Considering the evidence that refutes the association between excess saturated fat intake and cardiovascular disease, in addition to the unique structure of the saturated fats found in coconut oil and the many studies supporting its safety in human health, dietitians should feel confident suggesting clients incorporate coconut oil into their diets, either as a substitute for other fats or as a supplemental source of healthy fats to encourage energy balance.

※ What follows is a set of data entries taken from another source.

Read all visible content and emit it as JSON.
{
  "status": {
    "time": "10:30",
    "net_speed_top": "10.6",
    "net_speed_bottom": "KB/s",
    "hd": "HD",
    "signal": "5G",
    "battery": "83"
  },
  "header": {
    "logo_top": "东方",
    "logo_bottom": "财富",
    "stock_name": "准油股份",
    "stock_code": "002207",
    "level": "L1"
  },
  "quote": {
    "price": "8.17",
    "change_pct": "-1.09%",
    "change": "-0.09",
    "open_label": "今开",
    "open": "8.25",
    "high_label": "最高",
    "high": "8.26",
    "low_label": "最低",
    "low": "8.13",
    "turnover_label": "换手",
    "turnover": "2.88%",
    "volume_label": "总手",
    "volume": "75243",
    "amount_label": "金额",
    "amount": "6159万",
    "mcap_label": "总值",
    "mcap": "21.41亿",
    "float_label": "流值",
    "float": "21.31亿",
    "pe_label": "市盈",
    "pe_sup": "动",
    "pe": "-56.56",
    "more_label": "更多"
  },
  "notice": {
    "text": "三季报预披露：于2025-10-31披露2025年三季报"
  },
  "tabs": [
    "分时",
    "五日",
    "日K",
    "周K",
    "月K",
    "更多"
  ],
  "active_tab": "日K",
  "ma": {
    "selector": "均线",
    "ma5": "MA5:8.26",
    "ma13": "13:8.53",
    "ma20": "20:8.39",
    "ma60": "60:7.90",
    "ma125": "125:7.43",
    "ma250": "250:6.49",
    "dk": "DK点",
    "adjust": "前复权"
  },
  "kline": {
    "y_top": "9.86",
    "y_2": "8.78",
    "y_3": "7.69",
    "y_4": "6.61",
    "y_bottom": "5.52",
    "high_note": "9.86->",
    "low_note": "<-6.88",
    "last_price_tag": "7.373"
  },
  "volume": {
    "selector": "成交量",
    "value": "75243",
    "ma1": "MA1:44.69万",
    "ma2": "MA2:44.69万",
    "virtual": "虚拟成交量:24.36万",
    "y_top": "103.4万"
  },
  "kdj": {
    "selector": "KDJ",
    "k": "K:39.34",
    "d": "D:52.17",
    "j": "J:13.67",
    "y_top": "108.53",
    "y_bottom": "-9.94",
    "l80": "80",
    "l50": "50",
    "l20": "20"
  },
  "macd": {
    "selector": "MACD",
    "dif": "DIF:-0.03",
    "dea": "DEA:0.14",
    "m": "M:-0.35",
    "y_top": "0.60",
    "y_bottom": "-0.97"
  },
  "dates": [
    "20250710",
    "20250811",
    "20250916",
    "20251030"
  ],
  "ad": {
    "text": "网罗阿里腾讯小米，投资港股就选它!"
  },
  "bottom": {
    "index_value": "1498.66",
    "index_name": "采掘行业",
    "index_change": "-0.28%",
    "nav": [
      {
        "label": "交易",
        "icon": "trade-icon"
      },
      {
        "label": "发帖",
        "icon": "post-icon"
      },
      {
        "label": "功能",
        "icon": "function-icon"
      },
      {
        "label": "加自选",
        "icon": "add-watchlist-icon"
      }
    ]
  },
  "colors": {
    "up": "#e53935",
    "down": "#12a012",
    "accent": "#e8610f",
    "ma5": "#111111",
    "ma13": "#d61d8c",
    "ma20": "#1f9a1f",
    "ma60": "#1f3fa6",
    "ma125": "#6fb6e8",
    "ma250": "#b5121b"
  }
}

I like to think of coconut oil as an instant energy boost because it produces energy, not fat. It has been shown to increase metabolism, protect against diseases, increase immunity, and aid in killing bacteria and viruses. Coconut oil in moderation is a fantastic addition to a healthy diet, and I don't see a problem in recommending it to patients.
Based on the research, coconut oil should be considered a functional food. It provides a safe source of stable and easy-to-utilise fats, and research is finally beginning to show what we have suspected all along – that rather than damaging cardiovascular health, coconut oil may actually improve it. The easy digestibility of coconut oil makes it well suited to help treat various digestive disorders, such as irritable bowel syndrome, reflux, heartburn, and cholecystectomy, so it has its place as part of a healthy wholefood-based diet.
1. Kromhout D, Menotti A, Bloemberg B, Aravanis C, et al. Dietary Saturated and transFatty Acids and Cholesterol and 25-Year Mortality from Coronary Heart Disease: The Seven Countries Study. J Prev Med. 1995; 24(3):308–315.
2. Nagao K, Yanagita T. Medium-chain fatty acids: functional lipids for the prevention and treatment of the metabolic syndrome. Pharmacol Res. 2010;61(3);208-212.
3. Campbell-Falck D, Thomas T, Falck TM, Tutuo N, Clem K. The intravenous use of coconut water. Am J Emerg Med. 2000;18(1):108-111.
4. Enig MG. Know Your Fats: The Complete Primer for Understanding the Nutrition of Fats, Oils, and Cholesterol. Bethesda, MD: Bethesda Press; 2000.
5. Siri-Tarino PW, Qi Sun, Hu FB, and Krauss RM. Meta-analysis of prospective cohort studies evaluating the association of saturated fat with cardiovascular disease. Am J Clin Nutr. 2010;91(3):535–546.
More studies available on request.